Songwriter/singer/bandleader Dantone is joined by a host of rock-solid musicians including lead guitarist Bob Barcus, bassist Eddie Canova and keyboardists Walt Sargent and Vincent Crici that make for a very full, very powerful sound with a big, bold backbone that hits hard more than it goes for the soft stuff (although the band is adept at ANY mood).  The album wanders between full on rock n’ roll bangers to slithering blues guitar deviations to poppy-inflected numbers that even bring home a few honest to goodness ballads along the way.  

The album starts off with pure abandon as the full-on rocker, “Welcome to the World’s” road ready, hard rock riffs go for broke only to simmer down to a slow boil for “I Wish I Could Tell You This” late 70s, knife-edge power blues complete with wah-soaked guitar licks and baroque organ playing.  It’s a sonic one-two, opening punch that kicks and sticks to the memory and practically cements the record as an instant classic.  Of course they still need to maintain momentum beyond the intro couplet but these guys know their stuff and maintain momentum they do.  There are some hints of Seger and other crunchy singer/songwriter legends on the crawly “Your Son” which furthers those big, brutish blues-inflections, the overcast lifting once again to provide some no-frills, riff-ready hard yet pop-leaned rock on “The Prophet’s” mix of KISS and The Who.  “My Hands Are Tied” follows a similar strutting attack pattern but goes for broke on the chorus harmony vocals, where a cosmic melody really twists the tune into a slick sing-a-long number.  I think Dantone himself does all of the percussion programming for his group, but only if you listen on close can you tell that the drumming is electronic and not manually performed and it too enhances the record in this quirky, cool way that perfectly works for the album’s epic intentions.  

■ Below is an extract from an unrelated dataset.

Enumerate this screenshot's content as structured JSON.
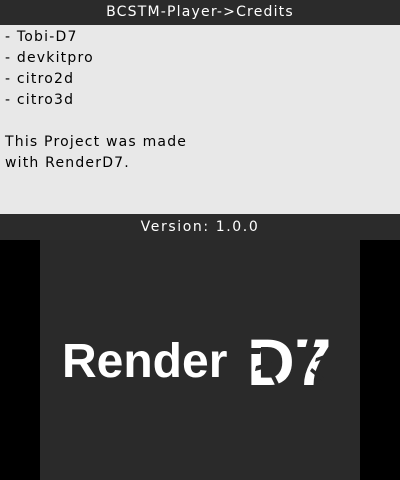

“Take Me Home” is a real crunchy, crisp-riffed composition with some of the guitar-fury and rhythmic heft lifting on the heavily piano enhanced, positively gorgeous vocal musing and melodies of “Danielle.”  Again, these cats have far more sides and moods than the duo of Dr. Jekyll and Mr. Hyde…  It seems that the record never loses its peak moments and continually keeps cresting as it goes from strength to strength.  Whether pulling off some keyboard/vocal tenderness with “Honestly” and soulful closer “Forever,” or coming straight from the rock n’ roll gut on “I Love It When They Hate It” and “Better Man,” Universal Dice can do absolutely nothing wrong on this record.  If you long for the days when musical giants walked and ruled the Earth, then birth, love, death, hate will be exactly the kind of sonic reminder you’ve been hoping to hear for ages.  What an album, what a band; highly recommended!    
David Shouse